Nov 1, 2010

The Ninth Circuit Court affirmed a district court judgment of conviction on Monday, October 25th. The Court held that confessions obtained during and after a voluntary polygraph examination were not illegal as a result of unlawful detention or failure to promptly present the defendant to a magistrate.

Rita Disanjh’s body was found on the Lummi Indian Reservation in August of 1987. The pathologist was not able to rule out sexual assault but did determine that the victim had been killed by manual strangulation. In 2006, Athena Swope, daughter of Henry Redlightning’s deceased partner, Patricia Dubbs, told police that Redlightning had been involved in the murder of a woman and that she had learned of this from her mother in 2003, to whom Redlightning had confessed.

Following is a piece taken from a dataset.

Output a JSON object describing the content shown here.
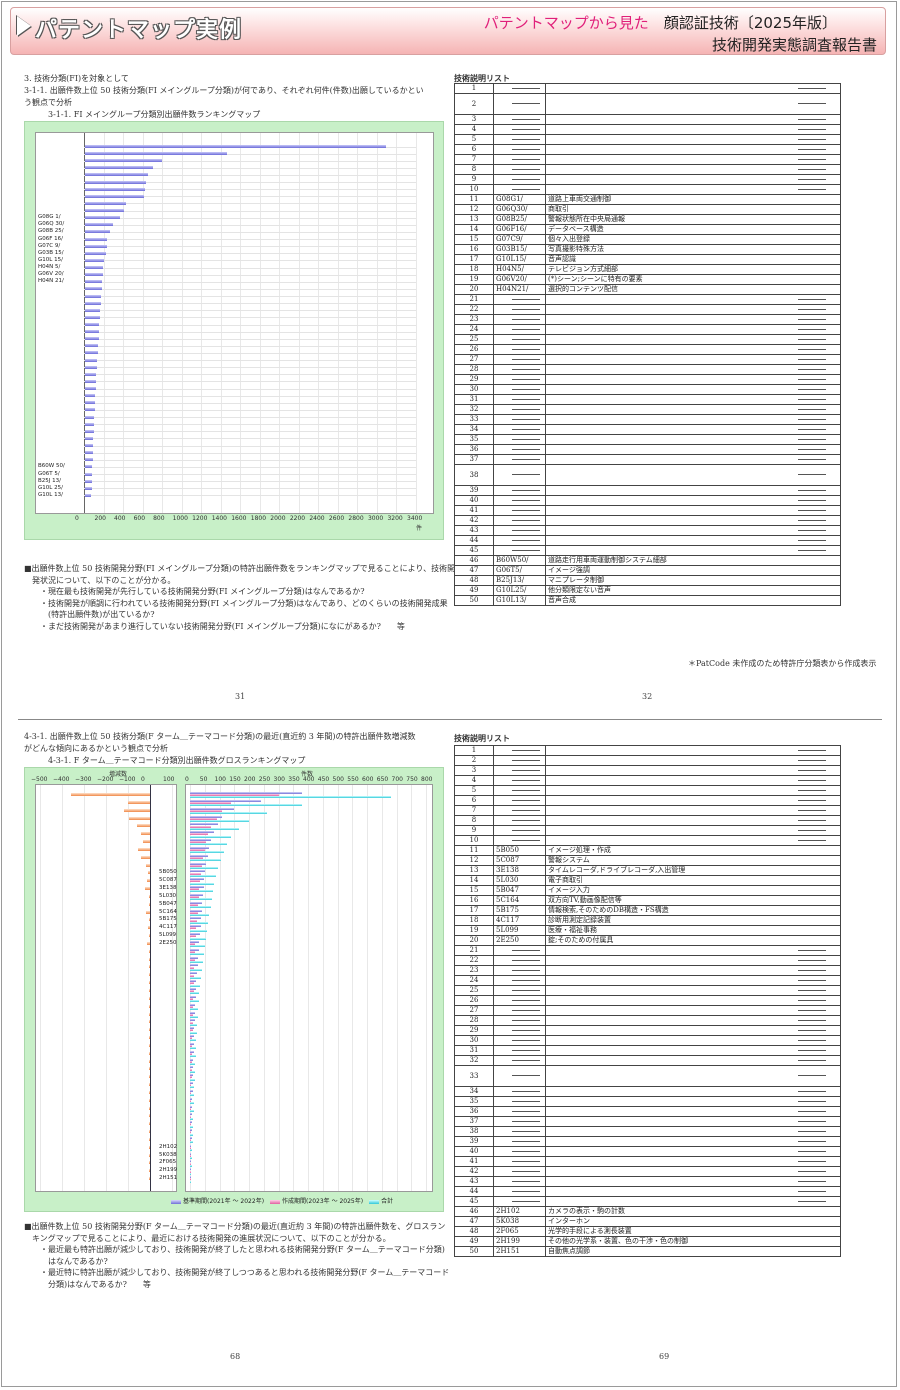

In October 2007 Redlightning was interviewed by FBI agents and agreed to answer questions in a polygraph examination. During the polygraph examination Redlightning was asked “Did you sexually assault and kill Rita?” to which he responded, “Yes.” The following day while en route to the arraignment, the FBI agent obtained an additional confession from Redlightning. Before the trial Redlightning unsuccessfully sought to have his confessions to murdering Disanjh suppressed. A jury convicted Redlightning of killing Disanjh with premeditation and in perpetration of, or the attempt to perpetrate, aggravated sexual abuse and sentenced him to life in prison. Redlightning appealed and the court of appeals affirmed, holding that neither the first nor the second confession was illegally obtained. Redlightning had not been in custody until his confession and because the first confession had not been the result of an illegal seizure, the second confession was not the result of an unconstitutional act.

This case is: United States v. Redlightning; 9th Cir.; October 25th, 2010;09-30122